NI: The thing about Ken is he just loves light. We were looking for a DP who was truly passionate about light and lighting and colour, and I’ve worked with Ken on three or four films now and he’s just wonderful to work with, easy to work with, and I think is just a pro at getting what you want. We want this look and he can recreate that. He’d also get great ideas while we were shooting – oh what about this…

BC: It was really important in this film because we were in a basement, you know we’ve got tracking shots, we bought a circle track in, we’ve got steady cam shots and Ken was great at making a lot of great suggestions on using those tricks of the trade and different angles.

NI: Getting back to what you said about the basement and feeling claustrophobic, that helps some as well, one of the vignettes if you will, was all done on a circle track, going around and back and forth.

HB: How gory is the movie? After all, there has to be some. It is a serial killer movie.

BC: That’s going to be tough..there’s quite a bit of gore, I can safely say that..

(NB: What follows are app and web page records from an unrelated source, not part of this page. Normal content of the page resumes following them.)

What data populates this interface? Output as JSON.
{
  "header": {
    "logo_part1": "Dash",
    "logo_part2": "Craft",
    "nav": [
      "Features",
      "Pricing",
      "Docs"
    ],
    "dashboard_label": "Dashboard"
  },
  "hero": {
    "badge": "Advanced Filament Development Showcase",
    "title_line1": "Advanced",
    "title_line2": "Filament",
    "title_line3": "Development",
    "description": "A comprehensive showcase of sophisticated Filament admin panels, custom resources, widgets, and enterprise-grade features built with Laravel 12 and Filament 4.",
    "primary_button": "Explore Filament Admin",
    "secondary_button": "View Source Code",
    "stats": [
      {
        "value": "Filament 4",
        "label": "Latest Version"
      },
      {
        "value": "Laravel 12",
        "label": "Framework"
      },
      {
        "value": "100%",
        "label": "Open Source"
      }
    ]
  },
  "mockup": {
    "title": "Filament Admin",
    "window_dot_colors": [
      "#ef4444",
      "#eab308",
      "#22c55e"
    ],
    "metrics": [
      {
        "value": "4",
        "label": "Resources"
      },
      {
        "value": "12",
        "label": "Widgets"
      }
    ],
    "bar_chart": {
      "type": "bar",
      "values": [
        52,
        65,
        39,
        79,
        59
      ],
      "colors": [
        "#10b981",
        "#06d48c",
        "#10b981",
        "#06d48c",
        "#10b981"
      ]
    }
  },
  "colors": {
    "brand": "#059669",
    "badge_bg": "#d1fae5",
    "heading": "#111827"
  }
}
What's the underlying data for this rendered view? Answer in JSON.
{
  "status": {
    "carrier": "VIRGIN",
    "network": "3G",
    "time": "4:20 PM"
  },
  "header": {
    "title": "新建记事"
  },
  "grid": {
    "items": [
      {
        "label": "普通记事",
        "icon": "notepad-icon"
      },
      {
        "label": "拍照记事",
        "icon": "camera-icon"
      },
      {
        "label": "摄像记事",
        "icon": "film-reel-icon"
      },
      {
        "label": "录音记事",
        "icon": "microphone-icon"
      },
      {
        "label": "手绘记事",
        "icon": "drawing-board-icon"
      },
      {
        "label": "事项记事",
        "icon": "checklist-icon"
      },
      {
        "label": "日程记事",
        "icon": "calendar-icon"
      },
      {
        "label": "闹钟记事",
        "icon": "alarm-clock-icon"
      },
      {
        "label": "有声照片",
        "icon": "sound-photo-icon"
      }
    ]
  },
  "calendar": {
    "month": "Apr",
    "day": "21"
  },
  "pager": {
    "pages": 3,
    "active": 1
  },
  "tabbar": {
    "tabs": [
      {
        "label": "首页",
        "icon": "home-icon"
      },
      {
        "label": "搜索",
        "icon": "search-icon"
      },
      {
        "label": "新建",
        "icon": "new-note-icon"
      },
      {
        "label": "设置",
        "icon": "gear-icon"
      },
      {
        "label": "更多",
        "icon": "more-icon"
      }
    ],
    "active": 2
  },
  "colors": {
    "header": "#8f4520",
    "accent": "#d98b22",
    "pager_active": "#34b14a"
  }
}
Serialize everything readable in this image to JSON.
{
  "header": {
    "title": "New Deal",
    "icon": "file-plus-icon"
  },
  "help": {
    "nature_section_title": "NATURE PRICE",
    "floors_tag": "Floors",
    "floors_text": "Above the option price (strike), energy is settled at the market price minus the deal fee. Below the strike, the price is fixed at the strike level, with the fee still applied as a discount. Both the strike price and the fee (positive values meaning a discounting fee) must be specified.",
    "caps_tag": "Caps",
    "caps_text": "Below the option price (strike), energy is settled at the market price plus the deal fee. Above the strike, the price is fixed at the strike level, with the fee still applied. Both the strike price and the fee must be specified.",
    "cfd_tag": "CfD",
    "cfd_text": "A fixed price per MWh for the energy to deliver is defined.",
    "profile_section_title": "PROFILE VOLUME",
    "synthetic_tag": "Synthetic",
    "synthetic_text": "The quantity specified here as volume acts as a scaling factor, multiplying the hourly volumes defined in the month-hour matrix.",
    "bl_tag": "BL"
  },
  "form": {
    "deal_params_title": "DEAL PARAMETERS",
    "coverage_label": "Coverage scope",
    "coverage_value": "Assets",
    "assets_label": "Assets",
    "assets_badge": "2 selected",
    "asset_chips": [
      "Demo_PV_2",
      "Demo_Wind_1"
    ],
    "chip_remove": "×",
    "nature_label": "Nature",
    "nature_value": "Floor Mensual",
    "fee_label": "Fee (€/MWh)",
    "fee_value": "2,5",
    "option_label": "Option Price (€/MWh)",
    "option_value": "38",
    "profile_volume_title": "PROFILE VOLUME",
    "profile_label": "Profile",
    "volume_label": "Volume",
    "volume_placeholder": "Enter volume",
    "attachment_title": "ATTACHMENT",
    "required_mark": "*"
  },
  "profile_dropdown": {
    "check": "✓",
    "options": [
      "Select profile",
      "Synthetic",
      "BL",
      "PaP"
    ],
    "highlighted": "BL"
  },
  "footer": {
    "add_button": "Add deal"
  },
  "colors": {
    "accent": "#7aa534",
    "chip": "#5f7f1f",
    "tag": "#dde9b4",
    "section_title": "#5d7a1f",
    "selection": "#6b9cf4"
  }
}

NI: The killer is playing a detective and he’s got a gun and he goes up to him and he’s got the gun in his face and knocks out two of his teeth with the barrel of the gun. And it’s not like a big huge bloody scene, but it’s just really – teeth are so sensitive….

BC: Then he makes him chew and swallow the teeth….

NI: Right.

BC: There’s a big pay off at the end for anybody that’s looking for gore. That’s a huge pay off I think.

NI: I’d say there’s about four or five pretty gory scenes, just cringe worthy, you just go ugh!

HB: Sounds GOOD!

Basement Trailer from MG Movie Trailers on Vimeo.


For more information on Shriekfest and to buy tickets visit their site HERE.
Worldwide distribution rights for ‘The Basement’ are currently available.

By | 2017-10-02T14:34:48+00:00 October 2nd, 2017|interviews, Movies|Comments Off on Going Deep Into The Basement With Brian Conley and Nathan Ives

About the Author:

Norm(an) Gidney is a nearly lifelong horror fan. Beginning his love for the scare at the age of 5 by watching John Carpenter's Halloween, he set out on a quest to share his passion for all things spooky with the rest of the world.